In a decision that may spark Congress to pass legislation limiting contractual arbitration provisions, the U.S. Supreme Court in Stolt-Nielsen S.A. v. AnimalFeeds International Corp.,130 S.Ct. 1758 (2010), held that “a party may not be compelled under the FAA to submit to class arbitration unless there is a contractual basis for concluding that the party agreed to do so.”
In this case, AnimalFeeds brought antitrust class action claims against Stolt-Nielsen, and the parties agreed to submit the issue of class arbitration to an arbitration panel. The parties stipulated that the agreement was “silent,” however, with respect to class action arbitration.
The arbitration panel concluded that the arbitration clause allowed class arbitration. Stolt-Nielsen filed an application to vacate the arbitrators’ award in the U.S. District Court for the Southern District of New York. The District Court vacated the award, determining that the panel failed to conduct a choice-of-law analysis, which would have resulted in the application of federal maritime law. The Second Circuit Court of Appeals reversed, holding that because Stolt-Nielsen cited no authority applying a federal maritime rule of custom and usage against class arbitration, the panel’s decision was not in manifest disregard of federal maritime law.

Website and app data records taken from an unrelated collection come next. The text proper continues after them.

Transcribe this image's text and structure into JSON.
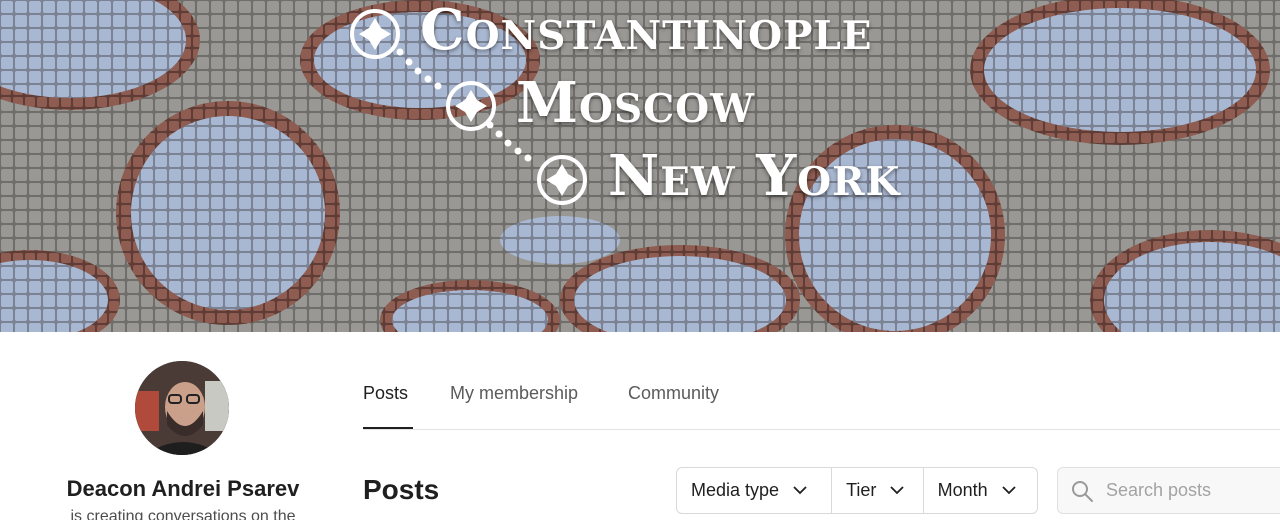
{
  "banner": {
    "cities": [
      "Constantinople",
      "Moscow",
      "New York"
    ],
    "mosaic_colors": {
      "grey": "#8d8b86",
      "blue": "#9fb0cc",
      "red": "#8a5a4e"
    }
  },
  "creator": {
    "name": "Deacon Andrei Psarev",
    "tagline": "is creating conversations on the"
  },
  "tabs": [
    {
      "label": "Posts",
      "active": true
    },
    {
      "label": "My membership",
      "active": false
    },
    {
      "label": "Community",
      "active": false
    }
  ],
  "posts": {
    "heading": "Posts",
    "filters": [
      {
        "label": "Media type"
      },
      {
        "label": "Tier"
      },
      {
        "label": "Month"
      }
    ],
    "search_placeholder": "Search posts"
  }
}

The Supreme Court reversed the Second Circuit’s decision, concluding that the panel’s decision was not based on a determination regarding the parties’ intent and the panel thus exceeded its powers. Ultimately, the Court determined that absent an explicit agreement to do so, “a party may not be compelled under the FAA to submit to class arbitration.”
Justice Ginsburg authored a dissent, which was joined by Justices Stevens and Breyer. The dissent first questioned whether the case was ripe for Supreme Court review. Section 16 of the FAA allows appellate review of a district court decision “confirming or denying confirmation of an award or partial award.” Here, the dissent suggested, the panel’s determination was neither an award nor a partial award.
When it turned to the merits of the arbitration panel’s decision, the dissent noted that the parties had agreed to refer this specific question to the panel. “The parties’ supplemental agreement, referring the class-arbitration issue to an arbitration panel, undoubtedly empowered the arbitrators to render their clause-construction decision. That scarcely debatable point should resolve the case.”
Finally, the dissent noted that the majority decision is limited because the majority observed that the parties were “sophisticated business entities” and that AnimalFeeds chose the charter party. The dissent suggests that the majority decision leaves open the issue of whether the result would be different under a consumer contract.
I think the majority was wrong in at least two respects. First, the FAA requires that appellate review is limited to “arbitration awards.” What was at issue in this case was not an award—just a preliminary procedural ruling.
Second, this holding should be limited to situations where the parties have equal bargaining power. In consumer transactions, where one party is being forced into arbitration against its will, the party with the small claims that can only effectively be advanced in a class action will find itself completely without effective remedies if arbitration clauses are considered to be inherently incompatible with class actions unless they are expressly authorized.
Nonetheless, the Stolt decision is going to drastically limit the number of class-action arbitrations. We are going back to where we were 10 years ago.
However, the Stolt decision might light a fire under Congress to pass the Arbitration Fairness Act, which has been introduced in both the U.S. Senate and the House of Representatives. If passed, the law would bar arbitration clauses contained in consumer, employment, and franchisee agreements. If an arbitration clause in a consumer contract is unenforceable, you never get to the issue of class arbitration because you proceed to a class action.